By Martin Tillman, President, Global Career Compass

What is a mid-career transition and how do you know when you're in it? One way that change happens is when it occurs without any purposeful direction or planning. Unfortunately, for many NAFSA professionals in recent years, this kind of change has been the result of lay-offs and firings due to the global economic crisis in the late 2000's. A forced transition like this obviously leaves no time for developing a strategic plan and taking measured steps to get where you want to be. What I'd like to address in this post is the kind of transition where you are in control and that is defined by a series of planned transitional steps.

I'm going to use an arbitrary number of years and say that mid-career refers to a 10- to 15-year period after starting work in the field. Of course, given that we're all living longer - and working longer - a mid-point could occur at 15-20 years out, or even later, for some professionals. I think each individual is likely to self-define their career plateau at some mid-point stage.

When discussing this topic, I'm fond of using a baseball metaphor to say today's workforce is like a sports team - there is a "free agent" outlook on building a career for many young professionals. Commitment and loyalty seem to extend only until a better offer and salary come along. I'm not judging this practice, only stating a new reality. But, for those reaching mid-career in 2012, it's likely they have spent quite a bit of their career in just a few long-term roles. However, along with the security of longevity come several barriers to making a smooth transition to a new career path in our industry (or any other for that matter). Among the most difficult are:
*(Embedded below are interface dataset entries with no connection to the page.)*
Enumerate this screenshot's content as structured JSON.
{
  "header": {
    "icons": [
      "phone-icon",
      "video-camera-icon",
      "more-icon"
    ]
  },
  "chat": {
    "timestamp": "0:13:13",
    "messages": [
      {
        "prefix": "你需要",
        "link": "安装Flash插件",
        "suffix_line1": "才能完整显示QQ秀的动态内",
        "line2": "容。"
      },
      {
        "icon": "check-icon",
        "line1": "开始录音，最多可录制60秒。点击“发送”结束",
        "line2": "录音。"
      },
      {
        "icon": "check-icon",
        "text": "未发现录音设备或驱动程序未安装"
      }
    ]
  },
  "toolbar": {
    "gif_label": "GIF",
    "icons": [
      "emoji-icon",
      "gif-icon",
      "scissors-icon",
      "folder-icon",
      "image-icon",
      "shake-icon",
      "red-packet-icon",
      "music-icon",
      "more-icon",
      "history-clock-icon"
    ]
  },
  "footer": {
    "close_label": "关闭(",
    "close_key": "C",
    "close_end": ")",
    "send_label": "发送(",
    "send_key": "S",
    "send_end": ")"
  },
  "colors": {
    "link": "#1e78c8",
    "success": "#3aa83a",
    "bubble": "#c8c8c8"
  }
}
  • Complacency: Feeling that there is no rush to prepare a new action plan or take out a resume to see whether it's up-to-date;
  • Fear: Stemming from the first point, one can feel insecure about venturing into the market for the first time in a decade or more; and
  • Lack of familiarity with social media: Job searching is not what it used to be. Along with the traditional tasks of preparing resumes and cover letters, it's absolutely necessary to be comfortable with using a Web site like LinkedIn to build a wider professional network and expand connections to colleagues.


The most important first step to take in managing a successful career transition is a self-assessment to determine the key priorities in one's personal and professional life. Ask yourself these important questions to begin the process:

  • Are you where you want to be? If not, do you have a vision of your new career role?
  • Do you know how to get from here to there? What's the roadmap you need to follow?
  • Are your present skills and experience a good fit for your new professional role? If not, what steps do you need to take to close the skill gap?
  • What's the most important aspect of the new direction you want to take? Money? Status? Location? Organizational culture? What else?
  • Do you have a game plan for marketing yourself along with your experience and skills?

Crafting Your Search Process

Once you've reflected on these and other questions that are important to you, it's time to move forward and outline the action steps necessary to advance your job search. Your self-assessment should enable you to craft a clear and focused message about your new career direction - a message that needs to be conveyed consistently throughout your job search. Whether at professional meetings, in private conversation and informational interviews, in a cover letter or online, you need to inform people why you're looking, where and for what type of assignment. It's essential to craft a search process that is purposeful and that builds upon the success and accomplishments of your career to date.

As I outlined in an earlier post, one of the most important elements of the job search process for the experienced professional is crafting a carefully planned networking strategy. Obviously, many years in the field will result in a broad network of professional contacts. If a job search is taking place after a lengthy period of employment, there's a lot at stake. This is why one of the most important first steps is to inform your most trusted colleagues and contacts that you are considering a career transition. And then you need to act on several tasks before launching your search:

  • Update your résumé. In my experience, it's highly likely that, in this instance, a resume has not been updated for a long period of time.
  • Assemble a list of close and trusted professional colleagues – a kind of "posse" of friends and advocates who can play a central role in providing support and ideas as the search begins.
  • Consider the importance of becoming proactive in the use of an online tool like LinkedIn. I believe it's an invaluable resource for conducting research about career opportunities at other institutions and organizations of interest, and for expanding your connectivity to others in the field.

In the current economic climate, the search process will very likely take longer than expected; I suggest planning, at a minimum, for a six-month transition period. Careful planning, purposeful self-assessment, and research, together with a focused "pitch" outlining your new career direction, will provide a strong foundation for a successful mid-career transition.

What are your tips for making a smooth career transition? Let us know on the NAFSA blog.

Martin Tillman is president of Global Career Compass, an international consultancy, and former associate director of career services at the Johns Hopkins University School of Advanced International Studies. He is a regular contributor to International Educator magazine, and an authority on global workforce development issues and the impact of education abroad on career development.